Herbert Lincoln Whittier
March 26, 1941 – June 6, 2021
He wouldn’t want us to lament his passing for long but rather to celebrate his life. Herbert Lincoln Miller was a tattooed Professor, cooler and tougher than Indy, who drank rice wine and sang with Dayak headhunters. He could chat in a half-dozen languages, he was charming and gregarious with friends and strangers alike, he collected and tinkered with vintage motorbikes and cars, he strummed a mean guitar, and the way his son, Rob, remembers it, he built a house with his bare hands.
He had a passion and commitment to the field of international development. It suited his love of the world’s peoples and cultures and his extroverted nature and he always seemed genuinely enthused about his work. His dinner table was rich with guests from around the world and the sound of friendly banter in different dialects. He and his wife, Patricia, went far beyond in the care and education of their son James, who has special needs, pushing for new programs to be created in the school system and learning sign language and helping him become the amazing human he is today. He provided his sons with a great childhood full of travel and adventure and laughter and was a good husband and father. But his best was yet to come. Because for all of the good that his family had seen, nothing could compare to when, some seventeen years ago, Patricia was diagnosed with cancer. In a moment, his family saw a man become absolutely committed to another person’s care, with every fiber of his being, and couldn’t help but love him even more. He spent every moment of those next six years by her side, tirelessly providing for her care and comfort, reading every study about new treatments and cures, he dedicated everything to her and he never gave up hope and still he supported and cared for James. And when she passed, he mourned but didn’t take a day before turning that focus to his James and his needs. Caring for his family was his sole purpose for almost two decades and he’s barely had a chance to rest.

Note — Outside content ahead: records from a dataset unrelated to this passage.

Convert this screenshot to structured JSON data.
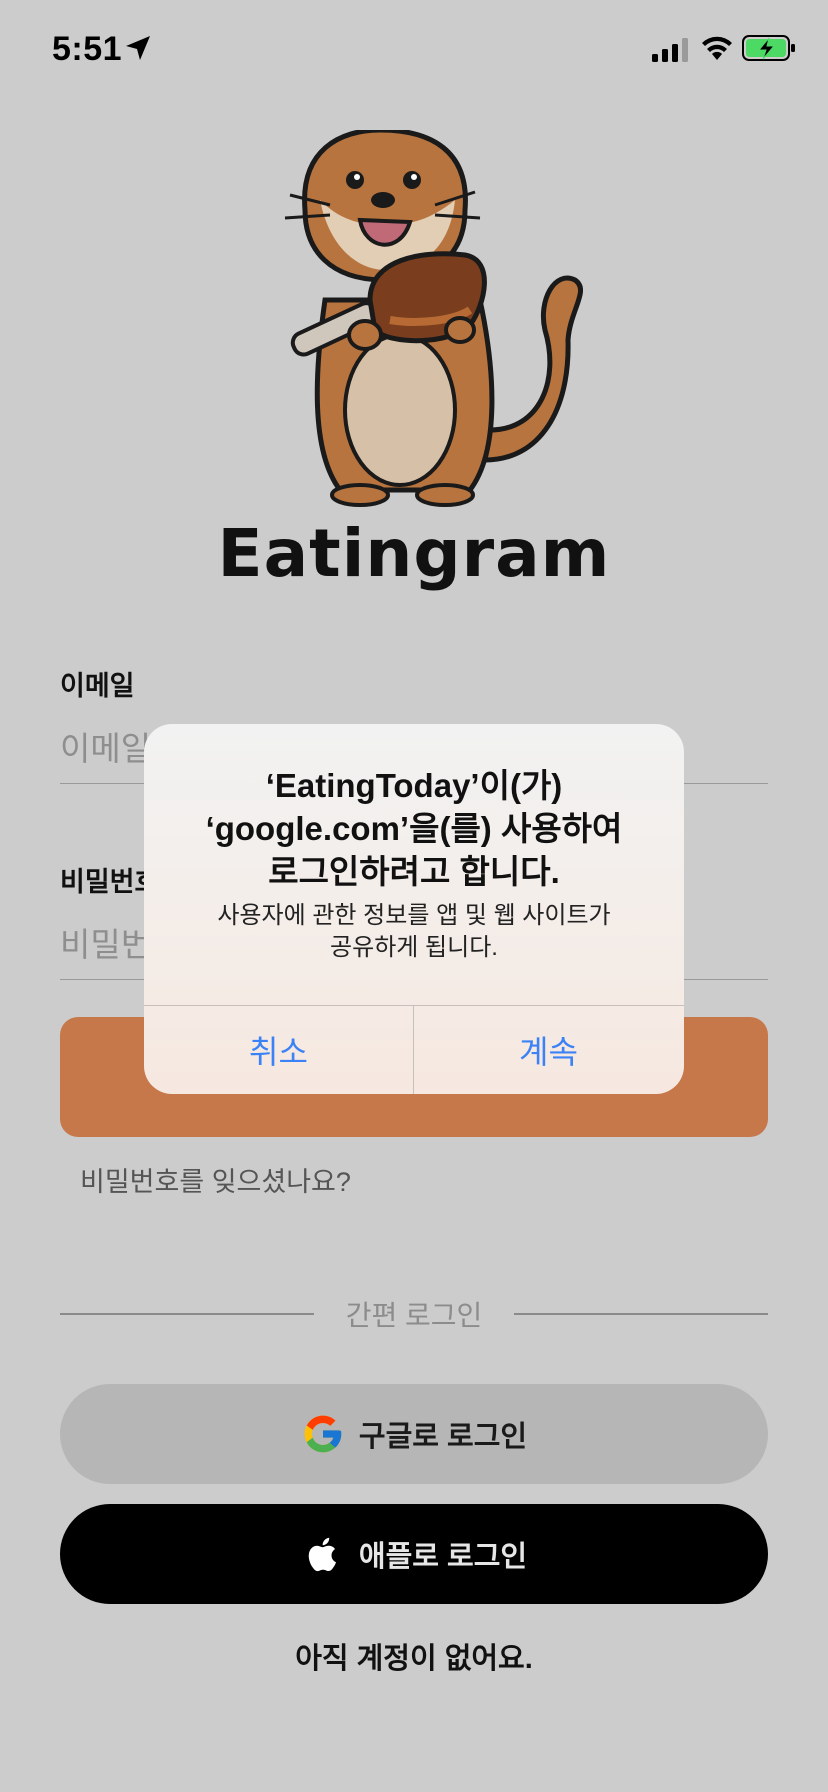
{
  "status_bar": {
    "time": "5:51",
    "icons": [
      "location-arrow-icon",
      "signal-icon",
      "wifi-icon",
      "battery-charging-icon"
    ],
    "battery_color": "#4cd964"
  },
  "app": {
    "name": "Eatingram",
    "mascot": "otter-eating-drumstick"
  },
  "form": {
    "email_label": "이메일",
    "email_placeholder": "이메일",
    "password_label": "비밀번호",
    "password_placeholder": "비밀번호",
    "login_button_color": "#c6784a",
    "forgot_password": "비밀번호를 잊으셨나요?"
  },
  "social": {
    "divider_text": "간편 로그인",
    "google_label": "구글로 로그인",
    "apple_label": "애플로 로그인",
    "signup_text": "아직 계정이 없어요."
  },
  "alert": {
    "title": "‘EatingToday’이(가)\n‘google.com’을(를) 사용하여\n로그인하려고 합니다.",
    "message": "사용자에 관한 정보를 앱 및 웹 사이트가\n공유하게 됩니다.",
    "cancel_label": "취소",
    "continue_label": "계속",
    "button_color": "#3b82f6"
  }
}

So now it’s his turn to take a break. But it be for long. Surely he’s already making friends with the locals, brushing up on the local dialects and swilling rice wine and planning his next adventure...
Rest In Peace Dad, you earned it.